Christopher McGrory Klyza

May 2011, English

In this paper, Christopher McGrory Klyza discusses the relationship between the management of federal resource land and climate change. The federal agencies that oversee national land are the Bureau of Land Management (BLM), the Fish and Wildlife Service (FWS), the National Park Service (NPS), and the Forest Service. In 2009 the BLM oversaw 253 million acres of federal land, some of which is managed for multiple use. The land managed by the NPS and the FWS is, however, only for reservation and recreation. Klyza argues that climate change has affected federal land management in five areas: (1) biological diversity; (2) fire regimes; (3) hydrology; (4) carbon sequestration; and (5) energy management.

In terms of biodiversity, climate change can trigger the migration of species to new locations. Thus, the management of areas between reserves to increase the connectivity of the landscape to facilitate the movement of different species has become important. Climate change has also increased the danger of forest fires in some western states. Fighting these fires often costs more than $1 billion a year. Large wildfires also increase carbon emissions. Varying stream flows is another problem. The impacts of this problem on western public land include water shortages, lack of storage capability to adjust for seasonal rain, forest fires, and decreased forage quantity for wildlife and livestock.

Although carbon sequestration on public land increased substantially under a no-harvest management approach, the existing management patterns may increase harvesting back to the levels of the 1980s, which could turn public forests from carbon sinks into carbon sources.
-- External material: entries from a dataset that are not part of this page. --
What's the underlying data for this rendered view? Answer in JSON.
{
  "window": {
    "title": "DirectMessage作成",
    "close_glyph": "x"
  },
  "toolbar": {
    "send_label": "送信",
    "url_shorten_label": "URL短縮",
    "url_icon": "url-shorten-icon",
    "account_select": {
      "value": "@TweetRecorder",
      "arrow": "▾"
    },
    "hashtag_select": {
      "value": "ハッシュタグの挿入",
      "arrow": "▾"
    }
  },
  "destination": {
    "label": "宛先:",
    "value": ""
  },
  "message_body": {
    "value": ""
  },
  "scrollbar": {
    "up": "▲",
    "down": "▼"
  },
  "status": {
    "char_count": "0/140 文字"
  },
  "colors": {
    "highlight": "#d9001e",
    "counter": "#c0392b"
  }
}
More than one-third of U.S. fossil fuel production takes place on federal public land. The federal government could help reduce fossil fuel use by limiting access to this energy source and by encouraging the use of public land to produce renewable energy such as biomass, geothermal, solar, and wind.

Public opinion on the environment and increased interest group mobilization have increased the awareness of federal agencies about the need to modify their land management practices to account for climate change. Yet actual implementation of new practices has been fraught with budgetary and bureaucratic issues. Slow responses from the agencies have been challenged by environmental groups in courts.

State land ownership and management varies across the country. Some states, such as New York, Florida, and Minnesota, have adopted land management or acquisition plans to combat climate change. The biggest challenge for state land management is the fiduciary responsibility of the states to administer school trust land to specifically benefit K–12 schools or universities. Revenues from these programs go to a permanent fund, with returns distributed to the beneficiaries. Arizona earned more than $16 million from its trust land in 2009 through agricultural, grazing, and mineral leasing and sales. Although laws permit the lease and sale of state trust land for conservation purposes, this use must not adversely affect the financial interest of the beneficiaries.

This paper was presented at the Lincoln Institute’s Land Policy Conference of 2010 and is Chapter 16 of the book Climate Change and Land Policies.


Conservation, Environment, Environmental Management, Forest Land, Land Trusts, Water